The Austrian cross country crusher has minimal travel but maximum speed
The KTM Scarp Elite is one of the company’s 14-model XC race bike range. Sitting third from the bottom, the Elite stands out for being one of only two bikes to eschew KTM’s distinctive black and orange paint scheme.
The Elite also forms the transition point in the Scarp range, featuring a carbon mainframe, rather than the aluminium of lower models. This plays some part in reducing the overall weight and increasing the stiffness of the Elite over the lower 292 and 294 models. There is a price penalty to pay of course, but choosing the slightly better specced aluminium 292 will save you a couple of hundred pounds.
The Scarp produces 90mm of rear wheel travel through, what is effectively, a linkage-driven single pivot design. The rear shock and linkage mount in an almost semi-hidden position underneath the swooping top tube. To keep weight (as well as maintenance and costs) down, the rear end has no pivots. Instead, the Scarp relies on tuned flex in the stays to aid the suspension. The Elite features an aluminium rear end with a standard 12x142mm thru-axle, while higher end models have a carbon rear with BOOST spacing.
Despite having 10mm less travel than most of its competitors, the Scarp doesn’t feel like it loses out. The more active design gives it a softer, more sensitive feel than similar bikes such as the Canyon Lux. The Rockshox Monarch RL gives up the majority of its travel easily, seemingly living in the mid-stroke. Interestingly, compared to most XC race oriented frames, the suspension tune isn’t overly firm, allowing the Scarp to feel like a bike with much more travel. The downside is a flighty and wayward feel that needs a whole bunch of rebound dampening added to minimise the hop, skip and jump that it can create when real power is applied or when confronted by multiple hits.
The Rockshox Reba has an equally plush sensitivity, making the KTM a dependable descender. But from a race perspective, this willingness to blow through the travel gives it too much bob when getting out of the saddle and yanking on the bars. The remote lockout saw a lot of action to reduce this but the whole Rockshox Open=locked, opposite position lead to more than a few confused moments trying to figure out if I had just locked the fork or turned the travel back on.
KTM are another European brand that still see the front derailleur as an indispensable gearing option (probably to do with all the proper mountains they have in Austria). The Scarp comes with a complete Shimano M8000 XT 11 speed drivetrain. The aforementioned front derailleur allows a 36/26 chainset to combine with an 11-40 cassette to cover any and all gear requirements. Braking is provided by Shimano’s lower tier SLX level brakes. Whilst this might be a cost-cutting exercise, the SLX brakes share a lot of the same features as Shimano’s costlier versions.

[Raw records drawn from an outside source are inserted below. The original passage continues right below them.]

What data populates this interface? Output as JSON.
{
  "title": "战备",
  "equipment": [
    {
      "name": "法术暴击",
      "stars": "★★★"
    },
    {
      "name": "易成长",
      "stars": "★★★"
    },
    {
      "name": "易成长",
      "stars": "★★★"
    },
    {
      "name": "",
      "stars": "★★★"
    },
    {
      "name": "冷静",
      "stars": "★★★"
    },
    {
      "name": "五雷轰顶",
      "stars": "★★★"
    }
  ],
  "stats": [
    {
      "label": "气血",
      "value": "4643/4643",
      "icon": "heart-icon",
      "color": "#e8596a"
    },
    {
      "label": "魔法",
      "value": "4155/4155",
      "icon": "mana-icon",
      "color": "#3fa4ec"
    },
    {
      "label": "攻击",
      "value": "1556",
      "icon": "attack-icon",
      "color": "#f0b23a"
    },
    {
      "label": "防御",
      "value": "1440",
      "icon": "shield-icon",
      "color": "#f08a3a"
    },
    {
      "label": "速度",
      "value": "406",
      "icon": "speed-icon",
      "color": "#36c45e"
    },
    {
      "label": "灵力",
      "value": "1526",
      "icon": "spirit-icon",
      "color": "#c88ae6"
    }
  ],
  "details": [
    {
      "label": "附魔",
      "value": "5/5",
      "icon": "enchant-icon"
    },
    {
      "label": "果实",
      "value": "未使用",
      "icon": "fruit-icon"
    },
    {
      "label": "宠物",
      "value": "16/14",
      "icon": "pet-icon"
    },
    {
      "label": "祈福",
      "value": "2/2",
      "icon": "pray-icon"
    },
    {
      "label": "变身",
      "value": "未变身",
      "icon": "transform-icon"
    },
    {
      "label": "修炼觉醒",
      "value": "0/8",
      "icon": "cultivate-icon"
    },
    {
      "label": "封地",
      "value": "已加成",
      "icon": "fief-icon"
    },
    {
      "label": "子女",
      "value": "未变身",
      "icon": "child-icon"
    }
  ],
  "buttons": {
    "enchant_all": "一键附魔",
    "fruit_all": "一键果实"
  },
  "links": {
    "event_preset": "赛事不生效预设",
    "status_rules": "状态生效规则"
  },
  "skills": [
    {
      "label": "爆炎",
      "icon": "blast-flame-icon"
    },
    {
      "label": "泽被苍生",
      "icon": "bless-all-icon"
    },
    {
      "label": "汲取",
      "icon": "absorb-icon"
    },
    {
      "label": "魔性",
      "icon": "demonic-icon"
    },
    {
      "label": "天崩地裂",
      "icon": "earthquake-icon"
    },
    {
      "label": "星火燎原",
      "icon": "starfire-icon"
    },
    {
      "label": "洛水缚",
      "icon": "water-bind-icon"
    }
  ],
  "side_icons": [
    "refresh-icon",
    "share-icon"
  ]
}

It’s just a shame that the brakes on our test model suffered from inconsistent performance.
A highlight of the spec are the KTM/DT Swiss wheels, reliable hubs and an absolute breeze to setup tubeless. Schwalbe’s Rocket Ron tyre combo is good XC all-rounder spec (although we change all tyres to our baseline Maxxis Ardent Race for fair comparison). Apart from the very comfy Selle Italia saddle, all other kit is KTM in-house branded.
The Scarp is a bike that does what it does well. There are no allusions that it’s trying to be anything other than a cross-country or marathon race bike. Point it at the nearest bit of singletrack or uphill section, apply the power, and it’ll eat it up with nary a blink of an eye. KTM’s suspension design makes it a little more velvet like and plush rather than other designs that try to be more like a hardtail with optional squish.
Even though the Scarp rewards effort, it prefers the dosage to be administered smoothly. Mashing on the pedals and throwing your weight around leads it to break traction in the blink of an eye. Apply that power consistently though and the suspension feeds off pedal input. This interaction enables it to claw tenaciously up steep climbs. In fact it’s only tyre performance that then hinders its climbing.
For the majority of ‘classic’ cross country courses (singletrack and short, punchy climbs) the front derailleur is redundant. I had to consciously try out the granny ring as the 36 tooth outer rarely felt over geared. Swapping to a 1x set-up would give a much better chainline and reduce the overactive pedal bob.
Handling is another area that the Scarp excels in. The (relatively) shorter 90mm stem length and 720mm (perfect XC size) width handlebars give it Speeder Bike control in tight singletrack. It’s no slouch downhill either, but the steeper head angle and dive-happy fork can lead to a few eye-watering moments. Bringing the stem up a spacer and putting it on a positive rise definitely creates a more confident descending position.
The KTM Scarp Elite is a seriously fast and fun (if riding flat out, at max heart rate is your idea of fun) bike. The suspension, whilst yielding the least amount of travel in the category, has a plush and active movement, making the Scarp feel more capable and controlled in rougher conditions, but at the expense of immediate response to power input. A bit of tweaking to the suspension tune (adding volume spacers) would improve the Scarp's XC race credentials. If possible I would opt for the higher spec Master version, with its 1x groupset and BOOST setup, as a much better XC race option.